══ Extracted records ══
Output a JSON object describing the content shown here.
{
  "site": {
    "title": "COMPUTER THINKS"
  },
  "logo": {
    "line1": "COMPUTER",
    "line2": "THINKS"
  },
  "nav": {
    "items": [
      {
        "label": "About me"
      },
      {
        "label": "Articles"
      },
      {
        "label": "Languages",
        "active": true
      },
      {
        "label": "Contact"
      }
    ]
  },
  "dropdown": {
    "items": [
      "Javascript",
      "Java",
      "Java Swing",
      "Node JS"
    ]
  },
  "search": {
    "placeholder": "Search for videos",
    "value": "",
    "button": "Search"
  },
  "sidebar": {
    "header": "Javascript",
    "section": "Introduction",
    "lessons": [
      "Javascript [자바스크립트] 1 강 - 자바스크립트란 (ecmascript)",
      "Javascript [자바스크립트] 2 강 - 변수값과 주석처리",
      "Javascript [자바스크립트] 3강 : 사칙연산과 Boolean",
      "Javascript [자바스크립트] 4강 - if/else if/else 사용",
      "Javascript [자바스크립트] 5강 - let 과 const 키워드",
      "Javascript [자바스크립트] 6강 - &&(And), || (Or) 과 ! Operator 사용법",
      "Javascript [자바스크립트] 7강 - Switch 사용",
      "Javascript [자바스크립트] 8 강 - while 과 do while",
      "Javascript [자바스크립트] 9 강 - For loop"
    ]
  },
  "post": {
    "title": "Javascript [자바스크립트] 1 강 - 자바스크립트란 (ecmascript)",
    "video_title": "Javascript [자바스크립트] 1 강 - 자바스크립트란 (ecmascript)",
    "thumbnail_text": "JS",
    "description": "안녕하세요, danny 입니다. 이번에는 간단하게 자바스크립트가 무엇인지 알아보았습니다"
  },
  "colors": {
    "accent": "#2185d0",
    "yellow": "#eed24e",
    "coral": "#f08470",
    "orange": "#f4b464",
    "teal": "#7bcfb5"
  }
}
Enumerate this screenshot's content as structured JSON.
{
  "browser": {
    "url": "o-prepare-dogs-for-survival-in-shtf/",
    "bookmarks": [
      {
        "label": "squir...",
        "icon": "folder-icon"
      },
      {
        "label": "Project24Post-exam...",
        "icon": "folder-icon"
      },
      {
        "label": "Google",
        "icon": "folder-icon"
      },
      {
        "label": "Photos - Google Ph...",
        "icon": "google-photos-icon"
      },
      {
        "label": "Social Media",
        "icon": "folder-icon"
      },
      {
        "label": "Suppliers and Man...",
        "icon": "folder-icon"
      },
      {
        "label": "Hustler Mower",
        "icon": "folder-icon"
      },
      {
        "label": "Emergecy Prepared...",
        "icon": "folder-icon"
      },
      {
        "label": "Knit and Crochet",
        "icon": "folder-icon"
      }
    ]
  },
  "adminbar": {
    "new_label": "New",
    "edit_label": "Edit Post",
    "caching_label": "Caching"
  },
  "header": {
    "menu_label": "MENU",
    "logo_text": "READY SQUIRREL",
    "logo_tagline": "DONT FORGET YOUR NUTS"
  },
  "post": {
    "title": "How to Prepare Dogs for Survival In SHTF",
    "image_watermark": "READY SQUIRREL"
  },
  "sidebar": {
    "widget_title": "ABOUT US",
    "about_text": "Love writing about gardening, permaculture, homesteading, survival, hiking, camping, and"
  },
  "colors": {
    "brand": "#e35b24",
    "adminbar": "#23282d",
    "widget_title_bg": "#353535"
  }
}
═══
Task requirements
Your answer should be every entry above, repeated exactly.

Solution to the exercise
Output a JSON object describing the content shown here.
{
  "site": {
    "title": "COMPUTER THINKS"
  },
  "logo": {
    "line1": "COMPUTER",
    "line2": "THINKS"
  },
  "nav": {
    "items": [
      {
        "label": "About me"
      },
      {
        "label": "Articles"
      },
      {
        "label": "Languages",
        "active": true
      },
      {
        "label": "Contact"
      }
    ]
  },
  "dropdown": {
    "items": [
      "Javascript",
      "Java",
      "Java Swing",
      "Node JS"
    ]
  },
  "search": {
    "placeholder": "Search for videos",
    "value": "",
    "button": "Search"
  },
  "sidebar": {
    "header": "Javascript",
    "section": "Introduction",
    "lessons": [
      "Javascript [자바스크립트] 1 강 - 자바스크립트란 (ecmascript)",
      "Javascript [자바스크립트] 2 강 - 변수값과 주석처리",
      "Javascript [자바스크립트] 3강 : 사칙연산과 Boolean",
      "Javascript [자바스크립트] 4강 - if/else if/else 사용",
      "Javascript [자바스크립트] 5강 - let 과 const 키워드",
      "Javascript [자바스크립트] 6강 - &&(And), || (Or) 과 ! Operator 사용법",
      "Javascript [자바스크립트] 7강 - Switch 사용",
      "Javascript [자바스크립트] 8 강 - while 과 do while",
      "Javascript [자바스크립트] 9 강 - For loop"
    ]
  },
  "post": {
    "title": "Javascript [자바스크립트] 1 강 - 자바스크립트란 (ecmascript)",
    "video_title": "Javascript [자바스크립트] 1 강 - 자바스크립트란 (ecmascript)",
    "thumbnail_text": "JS",
    "description": "안녕하세요, danny 입니다. 이번에는 간단하게 자바스크립트가 무엇인지 알아보았습니다"
  },
  "colors": {
    "accent": "#2185d0",
    "yellow": "#eed24e",
    "coral": "#f08470",
    "orange": "#f4b464",
    "teal": "#7bcfb5"
  }
}
Enumerate this screenshot's content as structured JSON.
{
  "browser": {
    "url": "o-prepare-dogs-for-survival-in-shtf/",
    "bookmarks": [
      {
        "label": "squir...",
        "icon": "folder-icon"
      },
      {
        "label": "Project24Post-exam...",
        "icon": "folder-icon"
      },
      {
        "label": "Google",
        "icon": "folder-icon"
      },
      {
        "label": "Photos - Google Ph...",
        "icon": "google-photos-icon"
      },
      {
        "label": "Social Media",
        "icon": "folder-icon"
      },
      {
        "label": "Suppliers and Man...",
        "icon": "folder-icon"
      },
      {
        "label": "Hustler Mower",
        "icon": "folder-icon"
      },
      {
        "label": "Emergecy Prepared...",
        "icon": "folder-icon"
      },
      {
        "label": "Knit and Crochet",
        "icon": "folder-icon"
      }
    ]
  },
  "adminbar": {
    "new_label": "New",
    "edit_label": "Edit Post",
    "caching_label": "Caching"
  },
  "header": {
    "menu_label": "MENU",
    "logo_text": "READY SQUIRREL",
    "logo_tagline": "DONT FORGET YOUR NUTS"
  },
  "post": {
    "title": "How to Prepare Dogs for Survival In SHTF",
    "image_watermark": "READY SQUIRREL"
  },
  "sidebar": {
    "widget_title": "ABOUT US",
    "about_text": "Love writing about gardening, permaculture, homesteading, survival, hiking, camping, and"
  },
  "colors": {
    "brand": "#e35b24",
    "adminbar": "#23282d",
    "widget_title_bg": "#353535"
  }
}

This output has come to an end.